Without including any pictures, please copy every entry below exactly.

Input data below:

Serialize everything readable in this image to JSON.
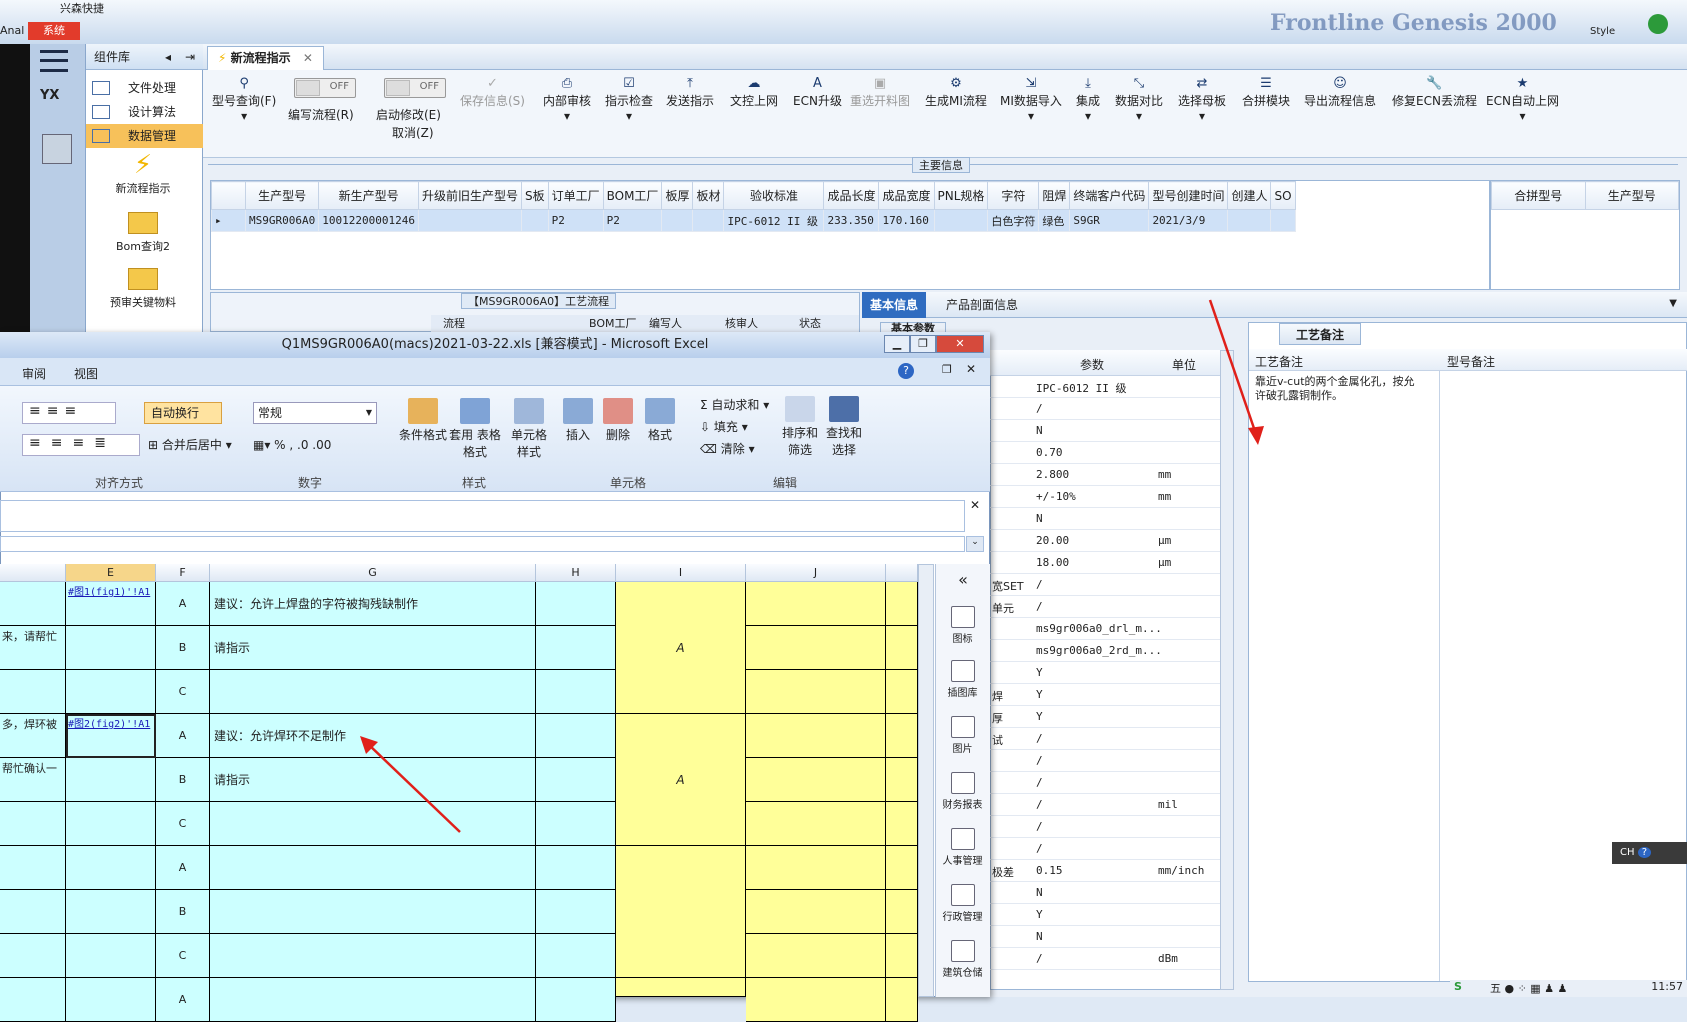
{
  "topbar": {
    "system_label": "系统",
    "app_name_fragment": "兴森快捷",
    "brand": "Frontline Genesis 2000",
    "style_label": "Style",
    "left_fragment": "Anal"
  },
  "library": {
    "title": "组件库",
    "items": [
      {
        "label": "文件处理"
      },
      {
        "label": "设计算法"
      },
      {
        "label": "数据管理"
      }
    ],
    "tiles": [
      {
        "label": "新流程指示"
      },
      {
        "label": "Bom查询2"
      },
      {
        "label": "预审关键物料"
      }
    ],
    "rail_label": "YX"
  },
  "tab": {
    "label": "新流程指示"
  },
  "ribbon": {
    "buttons": [
      {
        "label": "型号查询(F)",
        "icon": "search"
      },
      {
        "label": "保存信息(S)",
        "icon": "check"
      },
      {
        "label": "内部审核",
        "icon": "print"
      },
      {
        "label": "指示检查",
        "icon": "check"
      },
      {
        "label": "发送指示",
        "icon": "upload"
      },
      {
        "label": "文控上网",
        "icon": "cloud"
      },
      {
        "label": "ECN升级",
        "icon": "A"
      },
      {
        "label": "重选开料图",
        "icon": "image"
      },
      {
        "label": "生成MI流程",
        "icon": "gears"
      },
      {
        "label": "MI数据导入",
        "icon": "import"
      },
      {
        "label": "集成",
        "icon": "download"
      },
      {
        "label": "数据对比",
        "icon": "compare"
      },
      {
        "label": "选择母板",
        "icon": "shuffle"
      },
      {
        "label": "合拼模块",
        "icon": "list"
      },
      {
        "label": "导出流程信息",
        "icon": "smile"
      },
      {
        "label": "修复ECN丢流程",
        "icon": "wrench"
      },
      {
        "label": "ECN自动上网",
        "icon": "star"
      }
    ],
    "toggle1": {
      "label": "编写流程(R)",
      "state": "OFF"
    },
    "toggle2": {
      "label": "启动修改(E)",
      "sublabel": "取消(Z)",
      "state": "OFF"
    }
  },
  "main_info": {
    "title": "主要信息",
    "columns": [
      "生产型号",
      "新生产型号",
      "升级前旧生产型号",
      "S板",
      "订单工厂",
      "BOM工厂",
      "板厚",
      "板材",
      "验收标准",
      "成品长度",
      "成品宽度",
      "PNL规格",
      "字符",
      "阻焊",
      "终端客户代码",
      "型号创建时间",
      "创建人",
      "SO"
    ],
    "row": [
      "MS9GR006A0",
      "10012200001246",
      "",
      "",
      "P2",
      "P2",
      "",
      "",
      "IPC-6012 II 级",
      "233.350",
      "170.160",
      "",
      "白色字符",
      "绿色",
      "S9GR",
      "2021/3/9",
      "",
      ""
    ],
    "side_columns": [
      "合拼型号",
      "生产型号"
    ]
  },
  "flow": {
    "title": "【MS9GR006A0】工艺流程",
    "columns": [
      "流程",
      "BOM工厂",
      "编写人",
      "核审人",
      "状态"
    ]
  },
  "info_tabs": {
    "tab1": "基本信息",
    "tab2": "产品剖面信息",
    "subtab": "基本参数"
  },
  "params": {
    "col_param": "参数",
    "col_unit": "单位",
    "rows": [
      {
        "label": "",
        "value": "IPC-6012 II 级",
        "unit": ""
      },
      {
        "label": "",
        "value": "/",
        "unit": ""
      },
      {
        "label": "",
        "value": "N",
        "unit": ""
      },
      {
        "label": "",
        "value": "0.70",
        "unit": ""
      },
      {
        "label": "",
        "value": "2.800",
        "unit": "mm"
      },
      {
        "label": "",
        "value": "+/-10%",
        "unit": "mm"
      },
      {
        "label": "",
        "value": "N",
        "unit": ""
      },
      {
        "label": "",
        "value": "20.00",
        "unit": "μm"
      },
      {
        "label": "",
        "value": "18.00",
        "unit": "μm"
      },
      {
        "label": "宽SET",
        "value": "/",
        "unit": ""
      },
      {
        "label": "单元",
        "value": "/",
        "unit": ""
      },
      {
        "label": "",
        "value": "ms9gr006a0_drl_m...",
        "unit": ""
      },
      {
        "label": "",
        "value": "ms9gr006a0_2rd_m...",
        "unit": ""
      },
      {
        "label": "",
        "value": "Y",
        "unit": ""
      },
      {
        "label": "焊",
        "value": "Y",
        "unit": ""
      },
      {
        "label": "厚",
        "value": "Y",
        "unit": ""
      },
      {
        "label": "试",
        "value": "/",
        "unit": ""
      },
      {
        "label": "",
        "value": "/",
        "unit": ""
      },
      {
        "label": "",
        "value": "/",
        "unit": ""
      },
      {
        "label": "",
        "value": "/",
        "unit": "mil"
      },
      {
        "label": "",
        "value": "/",
        "unit": ""
      },
      {
        "label": "",
        "value": "/",
        "unit": ""
      },
      {
        "label": "极差",
        "value": "0.15",
        "unit": "mm/inch"
      },
      {
        "label": "",
        "value": "N",
        "unit": ""
      },
      {
        "label": "",
        "value": "Y",
        "unit": ""
      },
      {
        "label": "",
        "value": "N",
        "unit": ""
      },
      {
        "label": "",
        "value": "/",
        "unit": "dBm"
      }
    ]
  },
  "notes": {
    "tab": "工艺备注",
    "col1": "工艺备注",
    "col2": "型号备注",
    "text": "靠近v-cut的两个金属化孔，按允许破孔露铜制作。"
  },
  "excel": {
    "title": "Q1MS9GR006A0(macs)2021-03-22.xls  [兼容模式] - Microsoft Excel",
    "menu": [
      "审阅",
      "视图"
    ],
    "wrap_label": "自动换行",
    "format_value": "常规",
    "merge_label": "合并后居中",
    "groups": [
      "对齐方式",
      "数字",
      "样式",
      "单元格",
      "编辑"
    ],
    "buttons": {
      "cond_format": "条件格式",
      "table_format": "套用 表格格式",
      "cell_style": "单元格 样式",
      "insert": "插入",
      "delete": "删除",
      "format": "格式",
      "autosum": "自动求和",
      "fill": "填充",
      "clear": "清除",
      "sort": "排序和 筛选",
      "find": "查找和 选择"
    },
    "columns": [
      "E",
      "F",
      "G",
      "H",
      "I",
      "J"
    ],
    "rows": [
      {
        "e": "#图1(fig1)'!A1",
        "f": "A",
        "g": "建议：允许上焊盘的字符被掏残缺制作",
        "left": ""
      },
      {
        "e": "",
        "f": "B",
        "g": "请指示",
        "left": "来，请帮忙"
      },
      {
        "e": "",
        "f": "C",
        "g": "",
        "left": ""
      },
      {
        "e": "#图2(fig2)'!A1",
        "f": "A",
        "g": "建议：允许焊环不足制作",
        "left": "多，焊环被"
      },
      {
        "e": "",
        "f": "B",
        "g": "请指示",
        "left": "帮忙确认一"
      },
      {
        "e": "",
        "f": "C",
        "g": "",
        "left": ""
      },
      {
        "e": "",
        "f": "A",
        "g": "",
        "left": ""
      },
      {
        "e": "",
        "f": "B",
        "g": "",
        "left": ""
      },
      {
        "e": "",
        "f": "C",
        "g": "",
        "left": ""
      },
      {
        "e": "",
        "f": "A",
        "g": "",
        "left": ""
      }
    ],
    "i_marks": [
      "A",
      "A"
    ],
    "tools": [
      "图标",
      "插图库",
      "图片",
      "财务报表",
      "人事管理",
      "行政管理",
      "建筑仓储"
    ]
  },
  "taskbar": {
    "ime": "CH",
    "clock": "11:57"
  }
}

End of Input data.

→ Answer section:
Serialize everything readable in this image to JSON.
{
  "topbar": {
    "system_label": "系统",
    "app_name_fragment": "兴森快捷",
    "brand": "Frontline Genesis 2000",
    "style_label": "Style",
    "left_fragment": "Anal"
  },
  "library": {
    "title": "组件库",
    "items": [
      {
        "label": "文件处理"
      },
      {
        "label": "设计算法"
      },
      {
        "label": "数据管理"
      }
    ],
    "tiles": [
      {
        "label": "新流程指示"
      },
      {
        "label": "Bom查询2"
      },
      {
        "label": "预审关键物料"
      }
    ],
    "rail_label": "YX"
  },
  "tab": {
    "label": "新流程指示"
  },
  "ribbon": {
    "buttons": [
      {
        "label": "型号查询(F)",
        "icon": "search"
      },
      {
        "label": "保存信息(S)",
        "icon": "check"
      },
      {
        "label": "内部审核",
        "icon": "print"
      },
      {
        "label": "指示检查",
        "icon": "check"
      },
      {
        "label": "发送指示",
        "icon": "upload"
      },
      {
        "label": "文控上网",
        "icon": "cloud"
      },
      {
        "label": "ECN升级",
        "icon": "A"
      },
      {
        "label": "重选开料图",
        "icon": "image"
      },
      {
        "label": "生成MI流程",
        "icon": "gears"
      },
      {
        "label": "MI数据导入",
        "icon": "import"
      },
      {
        "label": "集成",
        "icon": "download"
      },
      {
        "label": "数据对比",
        "icon": "compare"
      },
      {
        "label": "选择母板",
        "icon": "shuffle"
      },
      {
        "label": "合拼模块",
        "icon": "list"
      },
      {
        "label": "导出流程信息",
        "icon": "smile"
      },
      {
        "label": "修复ECN丢流程",
        "icon": "wrench"
      },
      {
        "label": "ECN自动上网",
        "icon": "star"
      }
    ],
    "toggle1": {
      "label": "编写流程(R)",
      "state": "OFF"
    },
    "toggle2": {
      "label": "启动修改(E)",
      "sublabel": "取消(Z)",
      "state": "OFF"
    }
  },
  "main_info": {
    "title": "主要信息",
    "columns": [
      "生产型号",
      "新生产型号",
      "升级前旧生产型号",
      "S板",
      "订单工厂",
      "BOM工厂",
      "板厚",
      "板材",
      "验收标准",
      "成品长度",
      "成品宽度",
      "PNL规格",
      "字符",
      "阻焊",
      "终端客户代码",
      "型号创建时间",
      "创建人",
      "SO"
    ],
    "row": [
      "MS9GR006A0",
      "10012200001246",
      "",
      "",
      "P2",
      "P2",
      "",
      "",
      "IPC-6012 II 级",
      "233.350",
      "170.160",
      "",
      "白色字符",
      "绿色",
      "S9GR",
      "2021/3/9",
      "",
      ""
    ],
    "side_columns": [
      "合拼型号",
      "生产型号"
    ]
  },
  "flow": {
    "title": "【MS9GR006A0】工艺流程",
    "columns": [
      "流程",
      "BOM工厂",
      "编写人",
      "核审人",
      "状态"
    ]
  },
  "info_tabs": {
    "tab1": "基本信息",
    "tab2": "产品剖面信息",
    "subtab": "基本参数"
  },
  "params": {
    "col_param": "参数",
    "col_unit": "单位",
    "rows": [
      {
        "label": "",
        "value": "IPC-6012 II 级",
        "unit": ""
      },
      {
        "label": "",
        "value": "/",
        "unit": ""
      },
      {
        "label": "",
        "value": "N",
        "unit": ""
      },
      {
        "label": "",
        "value": "0.70",
        "unit": ""
      },
      {
        "label": "",
        "value": "2.800",
        "unit": "mm"
      },
      {
        "label": "",
        "value": "+/-10%",
        "unit": "mm"
      },
      {
        "label": "",
        "value": "N",
        "unit": ""
      },
      {
        "label": "",
        "value": "20.00",
        "unit": "μm"
      },
      {
        "label": "",
        "value": "18.00",
        "unit": "μm"
      },
      {
        "label": "宽SET",
        "value": "/",
        "unit": ""
      },
      {
        "label": "单元",
        "value": "/",
        "unit": ""
      },
      {
        "label": "",
        "value": "ms9gr006a0_drl_m...",
        "unit": ""
      },
      {
        "label": "",
        "value": "ms9gr006a0_2rd_m...",
        "unit": ""
      },
      {
        "label": "",
        "value": "Y",
        "unit": ""
      },
      {
        "label": "焊",
        "value": "Y",
        "unit": ""
      },
      {
        "label": "厚",
        "value": "Y",
        "unit": ""
      },
      {
        "label": "试",
        "value": "/",
        "unit": ""
      },
      {
        "label": "",
        "value": "/",
        "unit": ""
      },
      {
        "label": "",
        "value": "/",
        "unit": ""
      },
      {
        "label": "",
        "value": "/",
        "unit": "mil"
      },
      {
        "label": "",
        "value": "/",
        "unit": ""
      },
      {
        "label": "",
        "value": "/",
        "unit": ""
      },
      {
        "label": "极差",
        "value": "0.15",
        "unit": "mm/inch"
      },
      {
        "label": "",
        "value": "N",
        "unit": ""
      },
      {
        "label": "",
        "value": "Y",
        "unit": ""
      },
      {
        "label": "",
        "value": "N",
        "unit": ""
      },
      {
        "label": "",
        "value": "/",
        "unit": "dBm"
      }
    ]
  },
  "notes": {
    "tab": "工艺备注",
    "col1": "工艺备注",
    "col2": "型号备注",
    "text": "靠近v-cut的两个金属化孔，按允许破孔露铜制作。"
  },
  "excel": {
    "title": "Q1MS9GR006A0(macs)2021-03-22.xls  [兼容模式] - Microsoft Excel",
    "menu": [
      "审阅",
      "视图"
    ],
    "wrap_label": "自动换行",
    "format_value": "常规",
    "merge_label": "合并后居中",
    "groups": [
      "对齐方式",
      "数字",
      "样式",
      "单元格",
      "编辑"
    ],
    "buttons": {
      "cond_format": "条件格式",
      "table_format": "套用 表格格式",
      "cell_style": "单元格 样式",
      "insert": "插入",
      "delete": "删除",
      "format": "格式",
      "autosum": "自动求和",
      "fill": "填充",
      "clear": "清除",
      "sort": "排序和 筛选",
      "find": "查找和 选择"
    },
    "columns": [
      "E",
      "F",
      "G",
      "H",
      "I",
      "J"
    ],
    "rows": [
      {
        "e": "#图1(fig1)'!A1",
        "f": "A",
        "g": "建议：允许上焊盘的字符被掏残缺制作",
        "left": ""
      },
      {
        "e": "",
        "f": "B",
        "g": "请指示",
        "left": "来，请帮忙"
      },
      {
        "e": "",
        "f": "C",
        "g": "",
        "left": ""
      },
      {
        "e": "#图2(fig2)'!A1",
        "f": "A",
        "g": "建议：允许焊环不足制作",
        "left": "多，焊环被"
      },
      {
        "e": "",
        "f": "B",
        "g": "请指示",
        "left": "帮忙确认一"
      },
      {
        "e": "",
        "f": "C",
        "g": "",
        "left": ""
      },
      {
        "e": "",
        "f": "A",
        "g": "",
        "left": ""
      },
      {
        "e": "",
        "f": "B",
        "g": "",
        "left": ""
      },
      {
        "e": "",
        "f": "C",
        "g": "",
        "left": ""
      },
      {
        "e": "",
        "f": "A",
        "g": "",
        "left": ""
      }
    ],
    "i_marks": [
      "A",
      "A"
    ],
    "tools": [
      "图标",
      "插图库",
      "图片",
      "财务报表",
      "人事管理",
      "行政管理",
      "建筑仓储"
    ]
  },
  "taskbar": {
    "ime": "CH",
    "clock": "11:57"
  }
}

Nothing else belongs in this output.